CDC Study Finds Fecal Contamination Common in Public Pools
A new CDC study has found that fecal contamination is common in public swimming pools in the U.S. The CDC collected samples of water from pool filters from public pools and tested the samples for genetic material (for example, DNA) of multiple microbes. The gross study found that 58% of the pool filter samples tested were positive for E. coli.
The CDC says the finding indicates swimmers frequently contaminate pool water when they have a "fecal incident in the water" or when feces rinse off of their bodies in the pool because they "do not shower thoroughly before getting into the water."
The CDC study also revealed that Pseudomonas aeruginosa was found in 59% of samples. Pseudomonas aeruginosa can cause rashes and ear infections.
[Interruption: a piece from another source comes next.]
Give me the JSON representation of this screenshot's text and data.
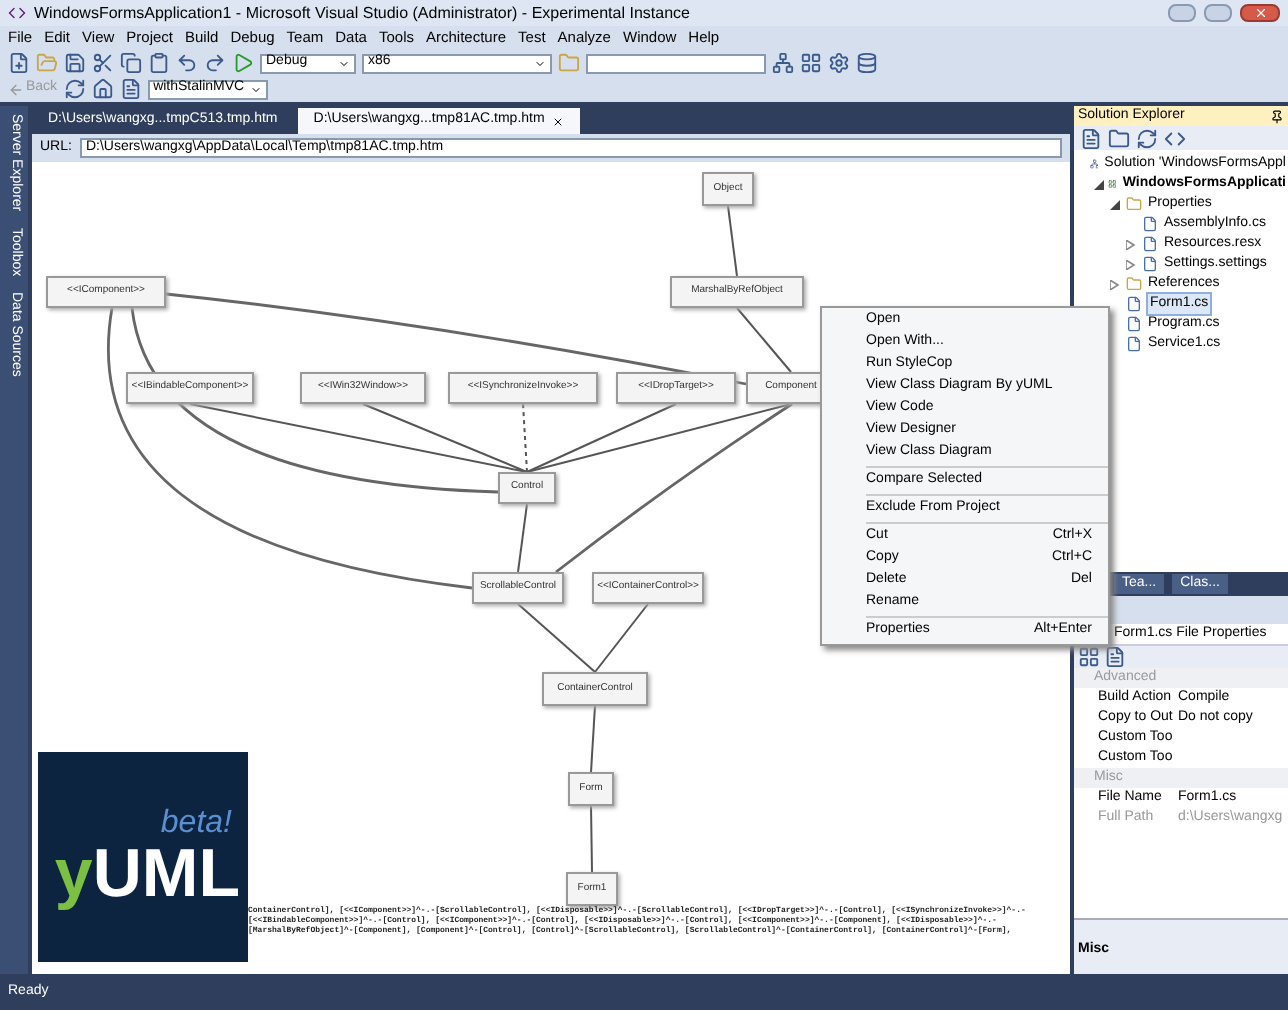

The CDC advises swimmers to avoid swallowing the pool water in public pools because chlorine and other disinfectants do not kill the germs instantly. The CDC also recommends not swimming while you have diarrhea because you could contaminate the pool. More healthy swimming tips from the CDC can be found here.